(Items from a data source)
****************************************
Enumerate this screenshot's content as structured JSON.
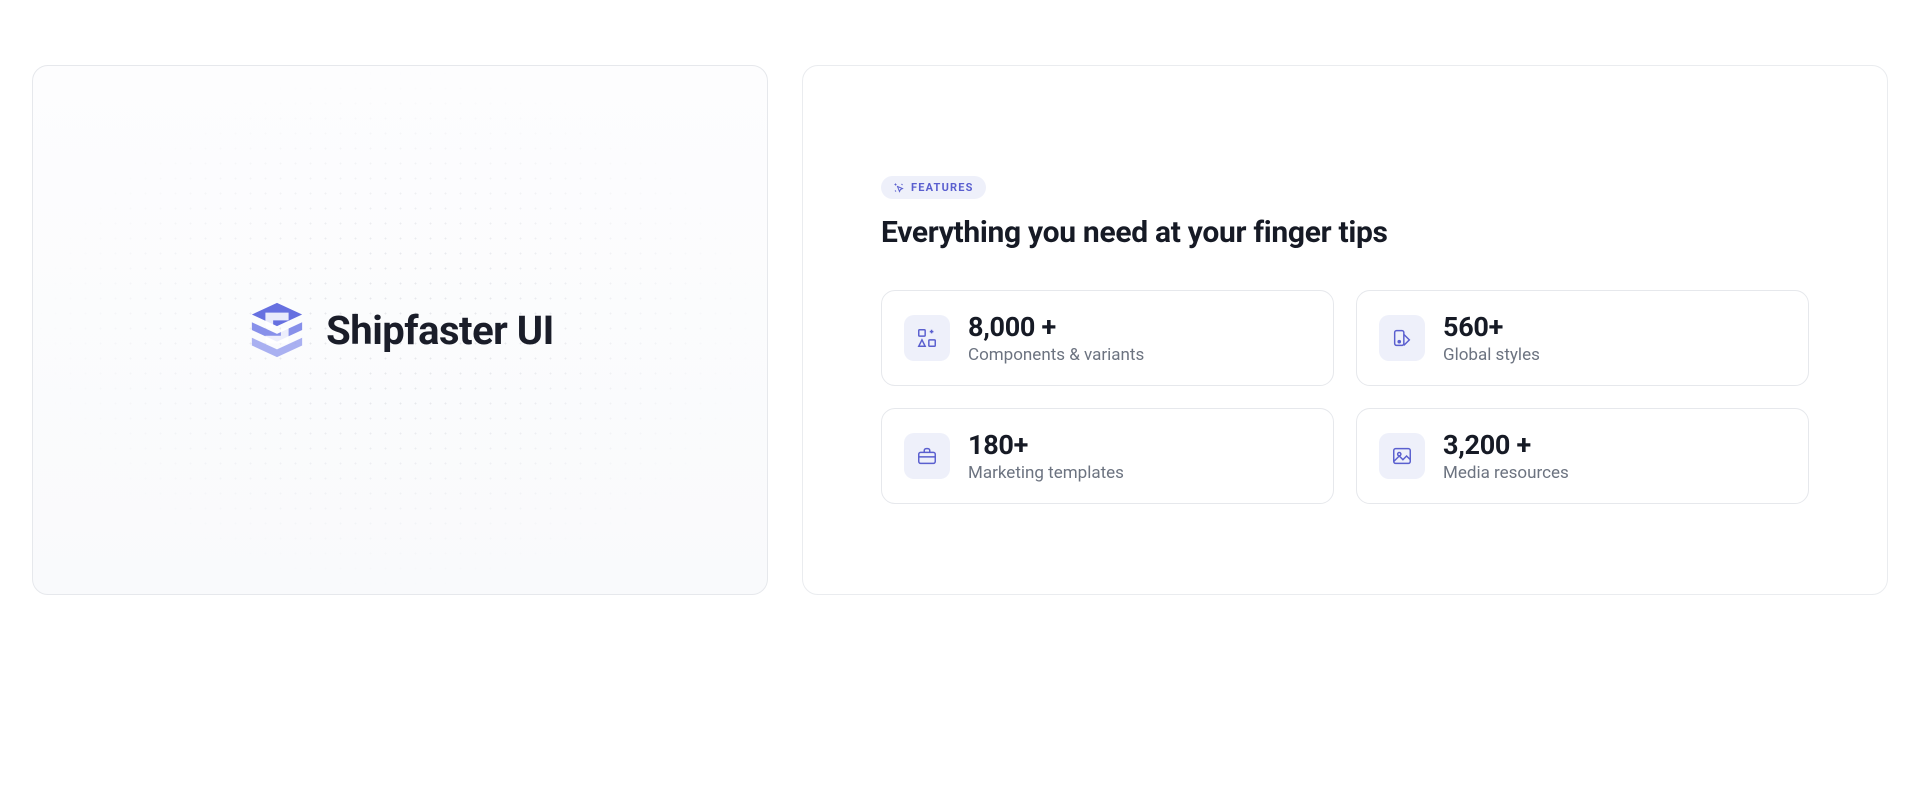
{
  "brand": {
    "name": "Shipfaster UI"
  },
  "features": {
    "badge_label": "FEATURES",
    "headline": "Everything you need at your finger tips",
    "stats": [
      {
        "value": "8,000 +",
        "label": "Components & variants",
        "icon": "shapes"
      },
      {
        "value": "560+",
        "label": "Global styles",
        "icon": "swatch"
      },
      {
        "value": "180+",
        "label": "Marketing templates",
        "icon": "briefcase"
      },
      {
        "value": "3,200 +",
        "label": "Media resources",
        "icon": "image"
      }
    ]
  },
  "colors": {
    "accent": "#5a5fcf",
    "accent_bg": "#eef0fa",
    "text_primary": "#161a25",
    "text_secondary": "#6c7380",
    "border": "#e6e8ec"
  }
}
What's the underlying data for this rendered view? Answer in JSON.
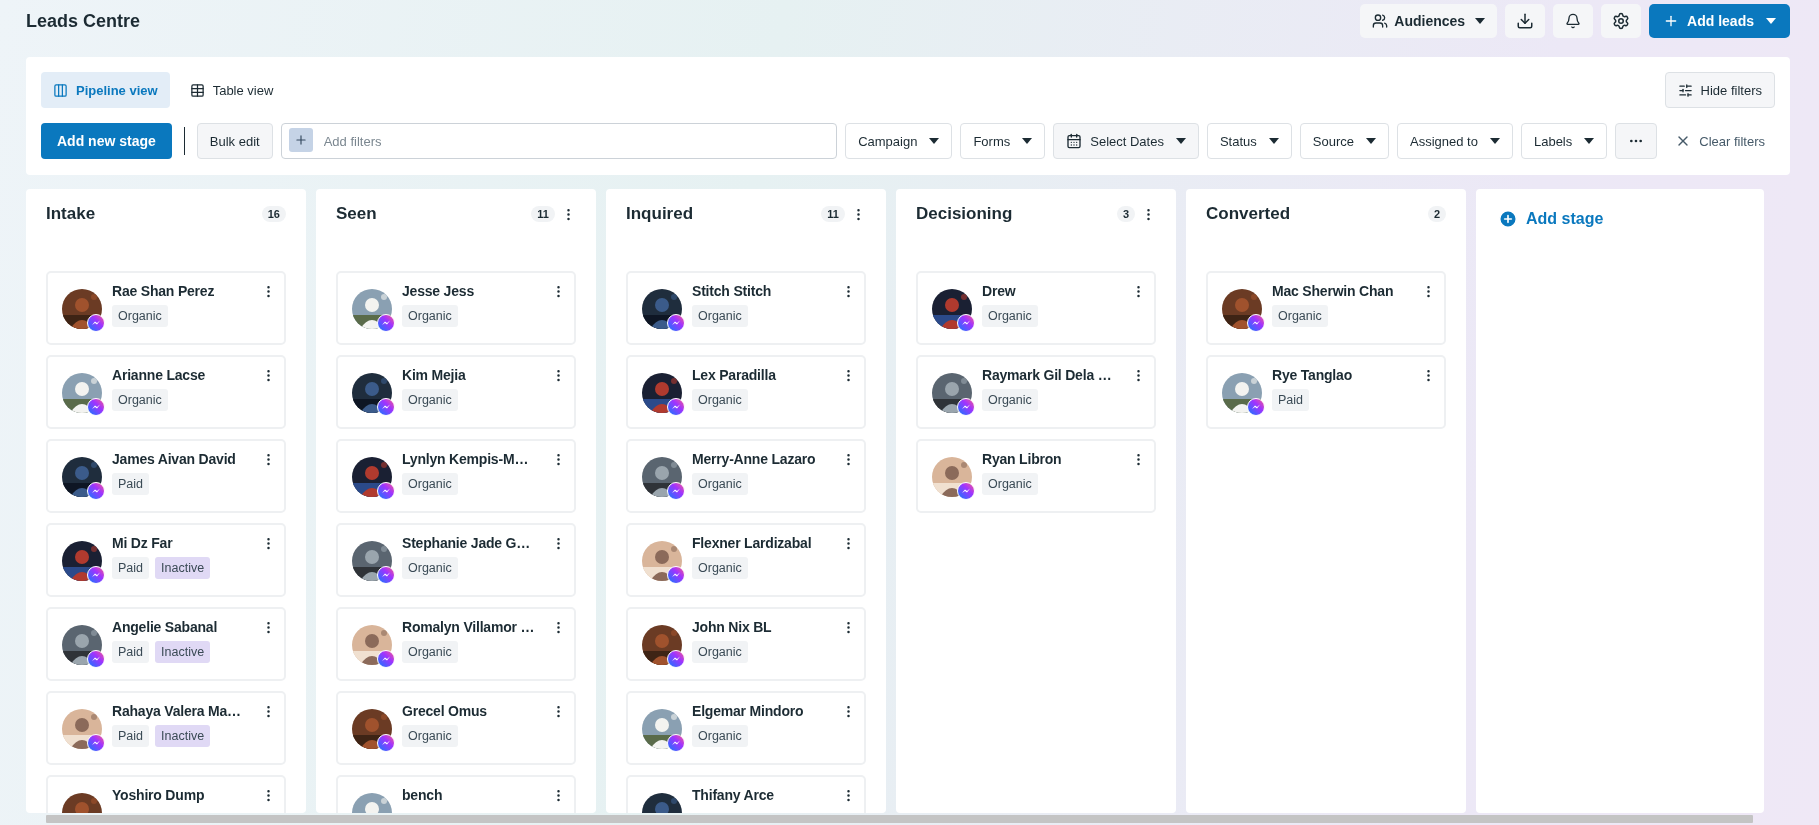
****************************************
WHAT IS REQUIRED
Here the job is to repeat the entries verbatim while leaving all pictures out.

RESULT OF THE TASK
Enumerate this screenshot's content as structured JSON.
{
  "brand": {
    "name": "Shipfaster UI"
  },
  "features": {
    "badge_label": "FEATURES",
    "headline": "Everything you need at your finger tips",
    "stats": [
      {
        "value": "8,000 +",
        "label": "Components & variants",
        "icon": "shapes"
      },
      {
        "value": "560+",
        "label": "Global styles",
        "icon": "swatch"
      },
      {
        "value": "180+",
        "label": "Marketing templates",
        "icon": "briefcase"
      },
      {
        "value": "3,200 +",
        "label": "Media resources",
        "icon": "image"
      }
    ]
  },
  "colors": {
    "accent": "#5a5fcf",
    "accent_bg": "#eef0fa",
    "text_primary": "#161a25",
    "text_secondary": "#6c7380",
    "border": "#e6e8ec"
  }
}
What's the underlying data for this rendered view? Answer in JSON.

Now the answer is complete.